··· SUPPLIED DATA
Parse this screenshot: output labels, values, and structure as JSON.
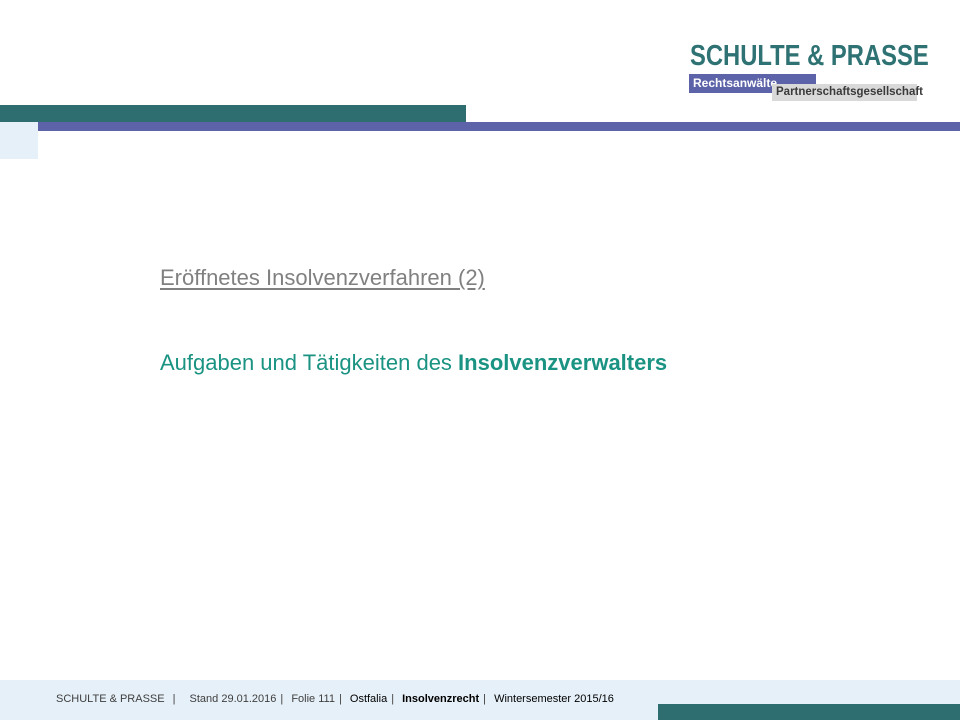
{
  "logo": {
    "name": "SCHULTE & PRASSE",
    "tag1": "Rechtsanwälte",
    "tag2": "Partnerschaftsgesellschaft"
  },
  "slide": {
    "section_title": "Eröffnetes Insolvenzverfahren (2)",
    "subtitle_normal": "Aufgaben und Tätigkeiten des ",
    "subtitle_bold": "Insolvenzverwalters"
  },
  "footer": {
    "firm": "SCHULTE & PRASSE",
    "stand_label": "Stand",
    "stand_date": "29.01.2016",
    "folie_label": "Folie",
    "folie_number": "111",
    "institution": "Ostfalia",
    "course": "Insolvenzrecht",
    "semester": "Wintersemester 2015/16",
    "separator": "|"
  },
  "colors": {
    "teal": "#2e6e70",
    "blue": "#5d63a8",
    "green_text": "#1a9383",
    "light_panel": "#e6f0f8"
  }
}
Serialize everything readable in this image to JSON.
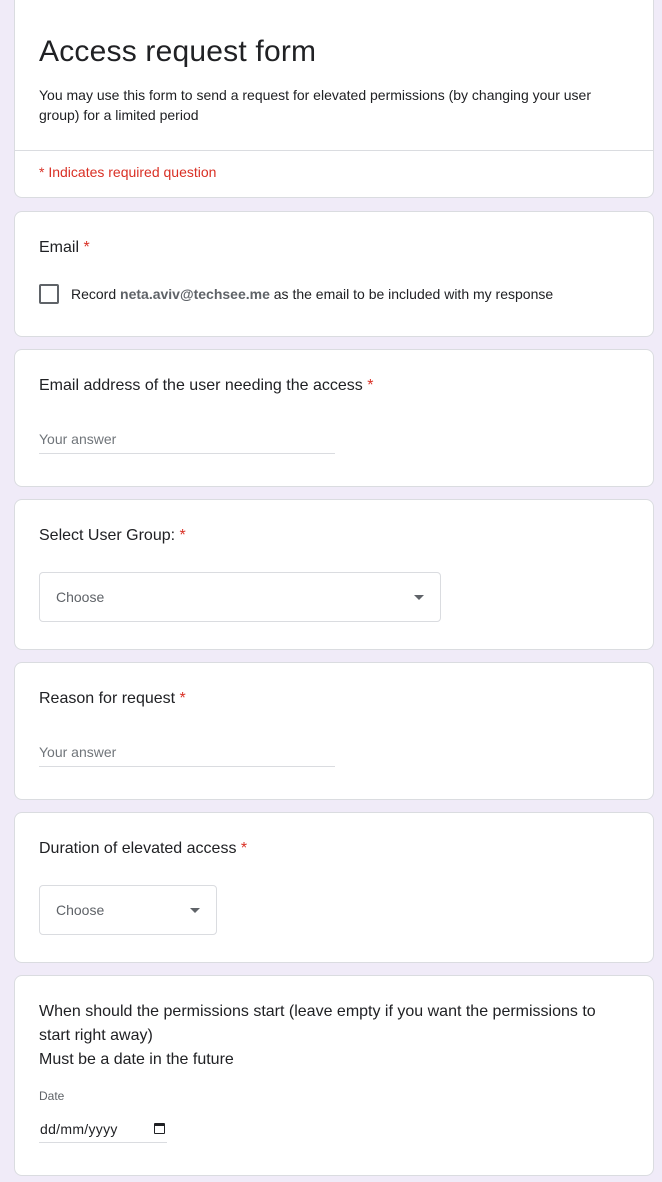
{
  "header": {
    "title": "Access request form",
    "description": "You may use this form to send a request for elevated permissions (by changing your user group) for a limited period",
    "required_note": "* Indicates required question"
  },
  "questions": {
    "email": {
      "title": "Email",
      "required_mark": "*",
      "checkbox_prefix": "Record",
      "checkbox_email": "neta.aviv@techsee.me",
      "checkbox_suffix": "as the email to be included with my response",
      "checked": false
    },
    "user_email": {
      "title": "Email address of the user needing the access",
      "required_mark": "*",
      "placeholder": "Your answer",
      "value": ""
    },
    "user_group": {
      "title": "Select User Group:",
      "required_mark": "*",
      "selected": "Choose"
    },
    "reason": {
      "title": "Reason for request",
      "required_mark": "*",
      "placeholder": "Your answer",
      "value": ""
    },
    "duration": {
      "title": "Duration of elevated access",
      "required_mark": "*",
      "selected": "Choose"
    },
    "start": {
      "title_line1": "When should the permissions start (leave empty if you want the permissions to start right away)",
      "title_line2": "Must be a date in the future",
      "date_label": "Date",
      "date_placeholder": "dd/mm/yyyy"
    }
  },
  "colors": {
    "background": "#f0ebf8",
    "accent": "#673ab7",
    "required": "#d93025"
  },
  "icons": {
    "dropdown": "dropdown-arrow-icon",
    "calendar": "calendar-icon"
  }
}
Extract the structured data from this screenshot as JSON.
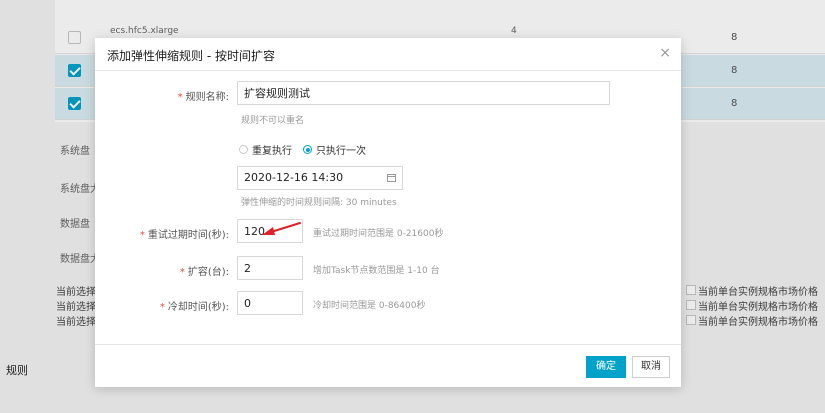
{
  "background": {
    "table": {
      "rows": [
        {
          "checked": false,
          "name": "ecs.hfc5.xlarge",
          "cores": "4",
          "memory": "8"
        },
        {
          "checked": true,
          "name": "",
          "cores": "",
          "memory": "8"
        },
        {
          "checked": true,
          "name": "",
          "cores": "",
          "memory": "8"
        }
      ]
    },
    "left_labels": [
      "系统盘",
      "系统盘大",
      "数据盘",
      "数据盘大"
    ],
    "price_left_labels": [
      "当前选择",
      "当前选择",
      "当前选择"
    ],
    "price_right_labels": [
      "当前单台实例规格市场价格",
      "当前单台实例规格市场价格",
      "当前单台实例规格市场价格"
    ],
    "bottom_label": "规则"
  },
  "dialog": {
    "title": "添加弹性伸缩规则 - 按时间扩容",
    "close_glyph": "×",
    "rule_name": {
      "label": "规则名称:",
      "value": "扩容规则测试",
      "hint": "规则不可以重名"
    },
    "schedule": {
      "option_repeat": "重复执行",
      "option_once": "只执行一次",
      "selected": "once",
      "datetime": "2020-12-16 14:30",
      "hint": "弹性伸缩的时间规则间隔: 30 minutes"
    },
    "retry_timeout": {
      "label": "重试过期时间(秒):",
      "value": "120",
      "hint": "重试过期时间范围是 0-21600秒"
    },
    "scale_out": {
      "label": "扩容(台):",
      "value": "2",
      "hint": "增加Task节点数范围是 1-10 台"
    },
    "cooldown": {
      "label": "冷却时间(秒):",
      "value": "0",
      "hint": "冷却时间范围是 0-86400秒"
    },
    "required_mark": "*",
    "ok_label": "确定",
    "cancel_label": "取消"
  },
  "colors": {
    "accent": "#00a2ca",
    "annotation_arrow": "#e0202a",
    "required": "#e64a3c"
  },
  "icons": {
    "close": "close-icon",
    "calendar": "calendar-icon",
    "annotation": "red-arrow-annotation"
  }
}
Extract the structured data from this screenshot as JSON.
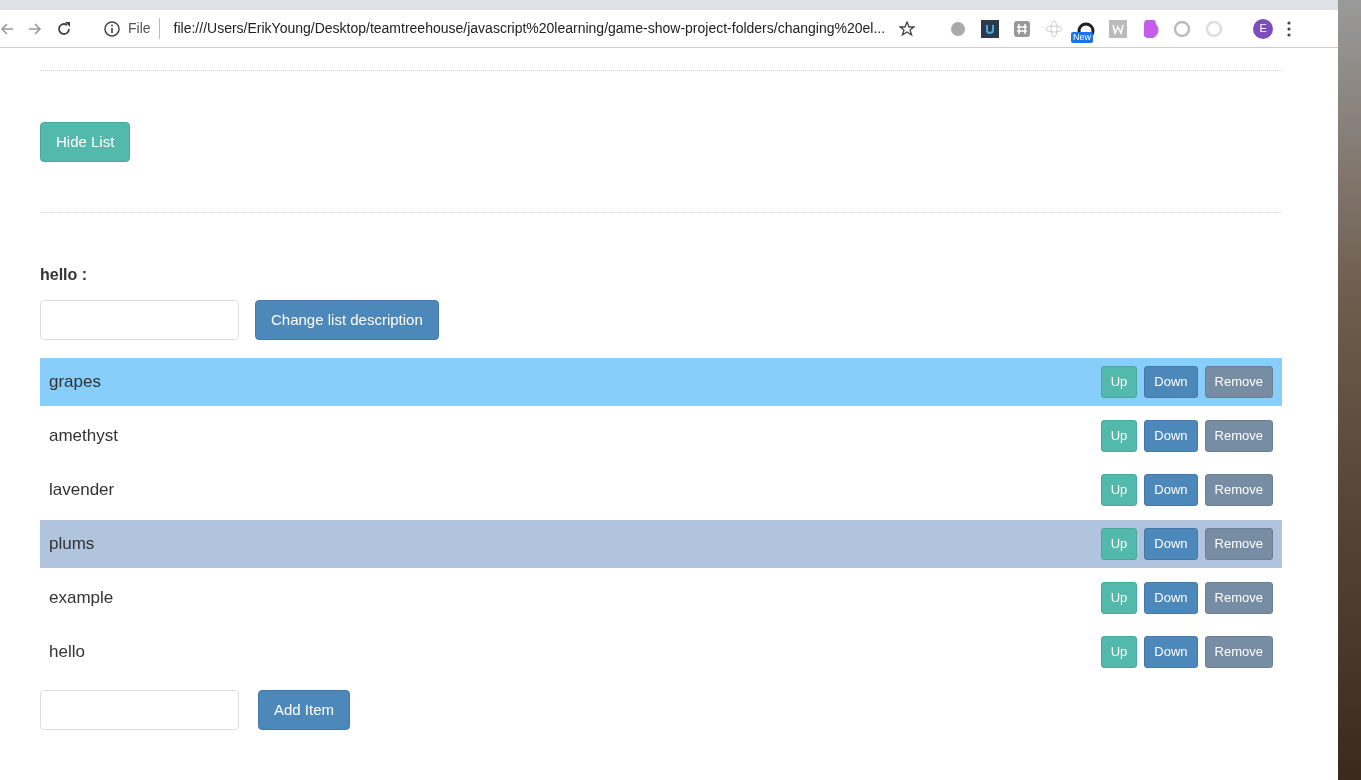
{
  "browser": {
    "scheme_label": "File",
    "url": "file:///Users/ErikYoung/Desktop/teamtreehouse/javascript%20learning/game-show-project-folders/changing%20el...",
    "extension_badge": "New",
    "profile_initial": "E"
  },
  "toggle_button": "Hide List",
  "description": {
    "title": "hello :",
    "button": "Change list description"
  },
  "items": [
    {
      "text": "grapes",
      "color": "#87cefa",
      "buttons": [
        "Up",
        "Down",
        "Remove"
      ]
    },
    {
      "text": "amethyst",
      "color": "#ffffff",
      "buttons": [
        "Up",
        "Down",
        "Remove"
      ]
    },
    {
      "text": "lavender",
      "color": "#ffffff",
      "buttons": [
        "Up",
        "Down",
        "Remove"
      ]
    },
    {
      "text": "plums",
      "color": "#b0c4de",
      "buttons": [
        "Up",
        "Down",
        "Remove"
      ]
    },
    {
      "text": "example",
      "color": "#ffffff",
      "buttons": [
        "Up",
        "Down",
        "Remove"
      ]
    },
    {
      "text": "hello",
      "color": "#ffffff",
      "buttons": [
        "Up",
        "Down",
        "Remove"
      ]
    }
  ],
  "add_button": "Add Item"
}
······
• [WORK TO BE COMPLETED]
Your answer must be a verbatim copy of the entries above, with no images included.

• [REPLY]
Parse this screenshot: output labels, values, and structure as JSON.
{
  "logo": {
    "name": "SCHULTE & PRASSE",
    "tag1": "Rechtsanwälte",
    "tag2": "Partnerschaftsgesellschaft"
  },
  "slide": {
    "section_title": "Eröffnetes Insolvenzverfahren (2)",
    "subtitle_normal": "Aufgaben und Tätigkeiten des ",
    "subtitle_bold": "Insolvenzverwalters"
  },
  "footer": {
    "firm": "SCHULTE & PRASSE",
    "stand_label": "Stand",
    "stand_date": "29.01.2016",
    "folie_label": "Folie",
    "folie_number": "111",
    "institution": "Ostfalia",
    "course": "Insolvenzrecht",
    "semester": "Wintersemester 2015/16",
    "separator": "|"
  },
  "colors": {
    "teal": "#2e6e70",
    "blue": "#5d63a8",
    "green_text": "#1a9383",
    "light_panel": "#e6f0f8"
  }
}
Serialize everything readable in this image to JSON.
{
  "header": {
    "title": "Access request form",
    "description": "You may use this form to send a request for elevated permissions (by changing your user group) for a limited period",
    "required_note": "* Indicates required question"
  },
  "questions": {
    "email": {
      "title": "Email",
      "required_mark": "*",
      "checkbox_prefix": "Record",
      "checkbox_email": "neta.aviv@techsee.me",
      "checkbox_suffix": "as the email to be included with my response",
      "checked": false
    },
    "user_email": {
      "title": "Email address of the user needing the access",
      "required_mark": "*",
      "placeholder": "Your answer",
      "value": ""
    },
    "user_group": {
      "title": "Select User Group:",
      "required_mark": "*",
      "selected": "Choose"
    },
    "reason": {
      "title": "Reason for request",
      "required_mark": "*",
      "placeholder": "Your answer",
      "value": ""
    },
    "duration": {
      "title": "Duration of elevated access",
      "required_mark": "*",
      "selected": "Choose"
    },
    "start": {
      "title_line1": "When should the permissions start (leave empty if you want the permissions to start right away)",
      "title_line2": "Must be a date in the future",
      "date_label": "Date",
      "date_placeholder": "dd/mm/yyyy"
    }
  },
  "colors": {
    "background": "#f0ebf8",
    "accent": "#673ab7",
    "required": "#d93025"
  },
  "icons": {
    "dropdown": "dropdown-arrow-icon",
    "calendar": "calendar-icon"
  }
}
Extract the structured data from this screenshot as JSON.
{
  "background": {
    "table": {
      "rows": [
        {
          "checked": false,
          "name": "ecs.hfc5.xlarge",
          "cores": "4",
          "memory": "8"
        },
        {
          "checked": true,
          "name": "",
          "cores": "",
          "memory": "8"
        },
        {
          "checked": true,
          "name": "",
          "cores": "",
          "memory": "8"
        }
      ]
    },
    "left_labels": [
      "系统盘",
      "系统盘大",
      "数据盘",
      "数据盘大"
    ],
    "price_left_labels": [
      "当前选择",
      "当前选择",
      "当前选择"
    ],
    "price_right_labels": [
      "当前单台实例规格市场价格",
      "当前单台实例规格市场价格",
      "当前单台实例规格市场价格"
    ],
    "bottom_label": "规则"
  },
  "dialog": {
    "title": "添加弹性伸缩规则 - 按时间扩容",
    "close_glyph": "×",
    "rule_name": {
      "label": "规则名称:",
      "value": "扩容规则测试",
      "hint": "规则不可以重名"
    },
    "schedule": {
      "option_repeat": "重复执行",
      "option_once": "只执行一次",
      "selected": "once",
      "datetime": "2020-12-16 14:30",
      "hint": "弹性伸缩的时间规则间隔: 30 minutes"
    },
    "retry_timeout": {
      "label": "重试过期时间(秒):",
      "value": "120",
      "hint": "重试过期时间范围是 0-21600秒"
    },
    "scale_out": {
      "label": "扩容(台):",
      "value": "2",
      "hint": "增加Task节点数范围是 1-10 台"
    },
    "cooldown": {
      "label": "冷却时间(秒):",
      "value": "0",
      "hint": "冷却时间范围是 0-86400秒"
    },
    "required_mark": "*",
    "ok_label": "确定",
    "cancel_label": "取消"
  },
  "colors": {
    "accent": "#00a2ca",
    "annotation_arrow": "#e0202a",
    "required": "#e64a3c"
  },
  "icons": {
    "close": "close-icon",
    "calendar": "calendar-icon",
    "annotation": "red-arrow-annotation"
  }
}
Extract the structured data from this screenshot as JSON.
{
  "browser": {
    "scheme_label": "File",
    "url": "file:///Users/ErikYoung/Desktop/teamtreehouse/javascript%20learning/game-show-project-folders/changing%20el...",
    "extension_badge": "New",
    "profile_initial": "E"
  },
  "toggle_button": "Hide List",
  "description": {
    "title": "hello :",
    "button": "Change list description"
  },
  "items": [
    {
      "text": "grapes",
      "color": "#87cefa",
      "buttons": [
        "Up",
        "Down",
        "Remove"
      ]
    },
    {
      "text": "amethyst",
      "color": "#ffffff",
      "buttons": [
        "Up",
        "Down",
        "Remove"
      ]
    },
    {
      "text": "lavender",
      "color": "#ffffff",
      "buttons": [
        "Up",
        "Down",
        "Remove"
      ]
    },
    {
      "text": "plums",
      "color": "#b0c4de",
      "buttons": [
        "Up",
        "Down",
        "Remove"
      ]
    },
    {
      "text": "example",
      "color": "#ffffff",
      "buttons": [
        "Up",
        "Down",
        "Remove"
      ]
    },
    {
      "text": "hello",
      "color": "#ffffff",
      "buttons": [
        "Up",
        "Down",
        "Remove"
      ]
    }
  ],
  "add_button": "Add Item"
}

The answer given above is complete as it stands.